Jerry Maren, last surviving 'Oz' Munchkin, diesBy Nardine Saad
Los Angeles Times June 07. 2018 9:10PM
LOS ANGELES — Actor Jerry Maren, the green-clad tough guy of the Lollipop Guild who famously handed Dorothy (Judy Garland) a giant lollipop in the 1939 film classic “The Wizard of Oz,” has died at 98.
Standing at 4-foot-3, Maren was the last surviving Munchkin actor.
He died May 24 in a San Diego nursing home, his niece Stacy Michelle Barrington confirmed to the Los Angeles Times. News of his death only began circulating Wednesday. His nephew Lloyd Decker told The New York Times that the cause of death was congestive heart failure.
Maren suffered from dementia for the past several years. He was diagnosed shortly after his wife, Elizabeth, died in 2011.
The actor paved the way for many like him who followed him to Tinseltown and helped found Little People of America, an organization devoted to improving the status of little people.
“Hey, I’m a normal human being. All of us little people are,” Maren told the L.A. Times in 1993.
Maren moved beyond society’s stereotypes of shortness to make a successful living as an actor and spokesman. He racked up nearly 100 film and TV credits and starred in several commercials. He also played McDonald’s Hamburglar and Mayor McCheese, as well as Buster Brown and Little Oscar in Oscar Mayer’s 1950s ad campaigns.
Actor Kevin Thompson, a longtime friend of Maren’s and also a member of Little People of America, met Maren while they played on the Hollywood Shorties baseball team for little people when Thompson was 11 years old. Thompson, who appeared alongside Maren in several pilots, noted that Maren “worked eight days a week as an actor, extra, stand-in or stunt double.”

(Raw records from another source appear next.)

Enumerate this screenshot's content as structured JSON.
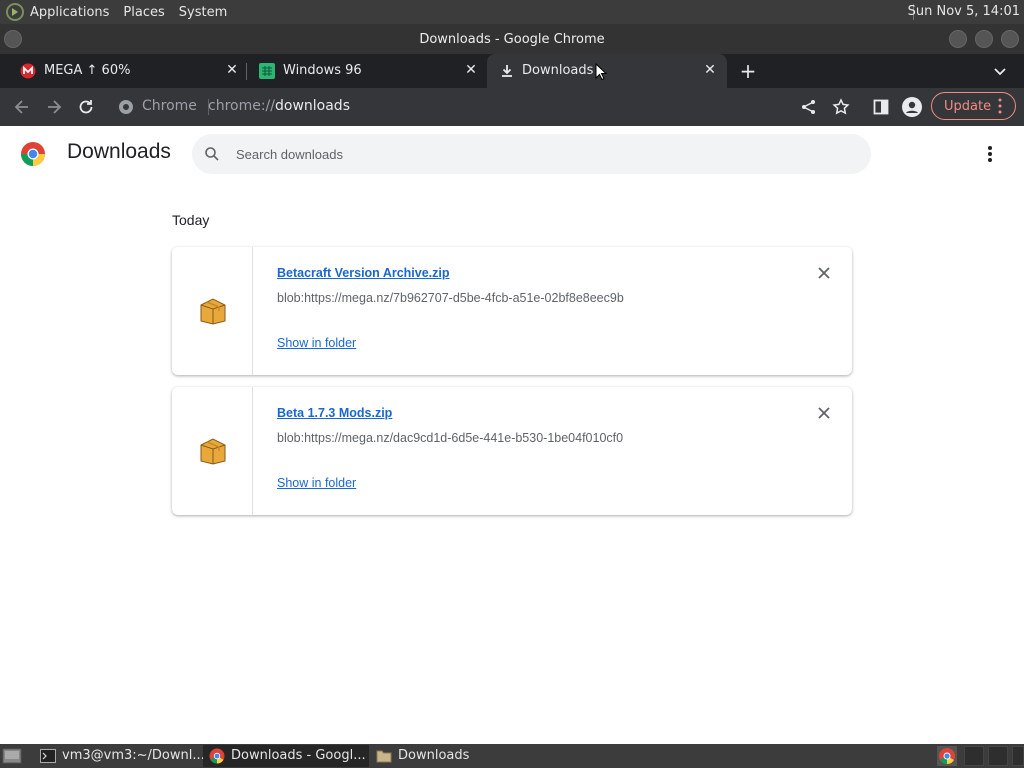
{
  "system_panel": {
    "menus": [
      "Applications",
      "Places",
      "System"
    ],
    "clock": "Sun Nov  5, 14:01"
  },
  "window": {
    "title": "Downloads - Google Chrome"
  },
  "tabs": [
    {
      "label": "MEGA ↑ 60%",
      "icon": "mega-icon"
    },
    {
      "label": "Windows 96",
      "icon": "windows96-icon"
    },
    {
      "label": "Downloads",
      "icon": "download-icon"
    }
  ],
  "toolbar": {
    "site_label": "Chrome",
    "url_scheme": "chrome://",
    "url_host": "downloads",
    "update_label": "Update"
  },
  "page": {
    "title": "Downloads",
    "search_placeholder": "Search downloads",
    "section_date": "Today",
    "items": [
      {
        "filename": "Betacraft Version Archive.zip",
        "url": "blob:https://mega.nz/7b962707-d5be-4fcb-a51e-02bf8e8eec9b",
        "action": "Show in folder"
      },
      {
        "filename": "Beta 1.7.3 Mods.zip",
        "url": "blob:https://mega.nz/dac9cd1d-6d5e-441e-b530-1be04f010cf0",
        "action": "Show in folder"
      }
    ]
  },
  "taskbar": {
    "tasks": [
      {
        "label": "vm3@vm3:~/Downl...",
        "icon": "terminal-icon"
      },
      {
        "label": "Downloads - Googl...",
        "icon": "chrome-icon"
      },
      {
        "label": "Downloads",
        "icon": "folder-icon"
      }
    ]
  },
  "colors": {
    "link": "#1967d2",
    "update_accent": "#f28b82",
    "tab_bg": "#202124",
    "toolbar_bg": "#35363a"
  }
}
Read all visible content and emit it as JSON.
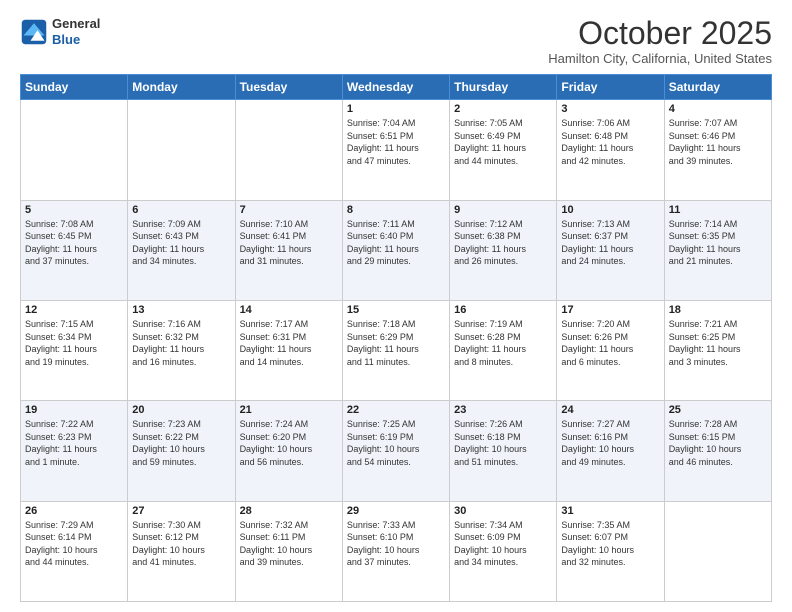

“Everybody knew Jerry Maren on every set I ever went to,” Thompson said. “If he wasn’t working, he was down at the Santa Anita racetrack. He liked those ponies ... he was a downright nice guy, always had a cigar in his mouth like George Burns.”
Stephen Cox — who wrote “The Munchkins of Oz” and co-authored Maren’s 2008 autobiography, “Short and Sweet: The Life and Times of the Lollipop Munchkin” — tracked down all the Munchkins years after “The Wizard of Oz” debuted.
“He was one of the few pituitary dwarves, meaning they are proportionally correct, only miniature,” Cox told the L.A. Times on Wednesday. “And that’s the type of little people that MGM sought when they were making ‘The Wizard of Oz.’”
Of the 124 Munchkins who appeared in the film, Cox said about 96 percent were pituitary dwarves.
“Jerry was sometimes a quirky little guy,” Cox said. “He was extremely generous, especially with other little people. He wanted to see them succeed and stay afloat and he didn’t want to hear about his friends being in crisis.”
Maren, who felt a responsibility with his fame, would often offer other little people money when he saw them at “Oz” reunions.
Cox said Maren certainly made a lot of money in film and television but also reaped the benefits of successful real estate investments in Southern California as well as lucrative ad campaigns.
Born Gerard Marenghi in Boston on Jan. 24, 1920, Maren was the last of 10 children born into an Italian-American family of average-sized people.
He worked in vaudeville with friends and family while growing up, learning to sing and tap dance onstage in Boston. When MGM put out a search for little people for “The Wizard of Oz,” Maren packed up and moved to Hollywood at 18 to make his film debut.
“He got the job because he was one of the few who knew how to tap dance,” Thompson said.
Maren appeared in the 1939 Marx Brothers film “At the Circus” (1939) and as an ape in 1973’s “Battle for the Planet of the Apes” and then in “Little Cigars” the same year. “Little Cigars” follows a gang of little people on a crime spree.
He was a regular on “The Andy Williams Show” in the 1960s, and showered bad performers with paper as the Confetti Man of “The Gong Show” in the 1970s. He also had a walk-on role in “The Yada Yada” episode of “Seinfeld.”
During World War II, he took time off to perform for wounded soldiers at hospitals on United Service Organizations tours, Thompson recalled.
“He would say, ‘I served. I may not have fought ... but I served. I played at every single hospital no matter where it was,’” Thompson said. “He was proud of that.”